Written ostensibly from the 'Psychiatric Ward, Kings County Hall, NYC' between March 1991 and June 1993, the whole is cast in the form of italicised line-units, an echo, perhaps, of slave narrative or even the 'breath' catalogues of Walt Whitman's 'Song of Myself'. The effect suggests rap or dub, a report from drug's borderlands pitched for down-home spoken telling. Which is not to overlook the more than passing hint of reflexivity that appears in the book, 'I'm so tired after writing,' Cornelius says almost plaintively. 'Memory is exhaustive.'

The story thus turns upon what he rightly calls 'snapshot memories', a diary set in its own version of plainsong. Invoked first is a black Brooklyn upbringing and parents who, seeking high achievers, have loved Cornelius, and his devoted sister Lorraine, 'paranoidly'. A white junkie room-mate at Columbia quickly helps him to get hooked - against little or no resistance. The therapist to whom he is referred turns out to be himself a user. Self-pityingly and repeatedly, Cornelius lets him sodomise himself, Cornelius, in return for drugs.

His 'middle-passage years', an image that recalls slavery with good reason, in turn involve him in his own obsessional sexual needs. In Boston, especially, he is involved with a black Lolita, Cynthia - an imbroglio which ends in murder. He makes a nervous, high-strung living on the edges of the disco and recording world, only to fall back in New York into a new phase of addiction, 'a blooded casualty'.

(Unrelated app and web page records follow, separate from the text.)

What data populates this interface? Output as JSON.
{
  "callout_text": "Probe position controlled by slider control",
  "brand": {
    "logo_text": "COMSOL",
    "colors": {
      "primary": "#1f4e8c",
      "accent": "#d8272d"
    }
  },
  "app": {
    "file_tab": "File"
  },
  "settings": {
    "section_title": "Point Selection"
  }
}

Even the friendship he establishes with Pia, the white North Carolina woman he thinks a 'soulmate', gives way to disaster when she and her children die in a fire brought on by his own drug-induced carelessness. The wheel turns, and turns again, against him, ending (how else?) in the inevitable hospital prison ward. 'So here I sit behind lock and key.'

One can't deny a certain hypnotic quality to Iced, most of all its virtual willing of itself from life to word. But like the drug it catechises, it is cast in prose which uses itself up even as it takes shape upon the page. As a consequence, one reading, one fix, so to speak, will do.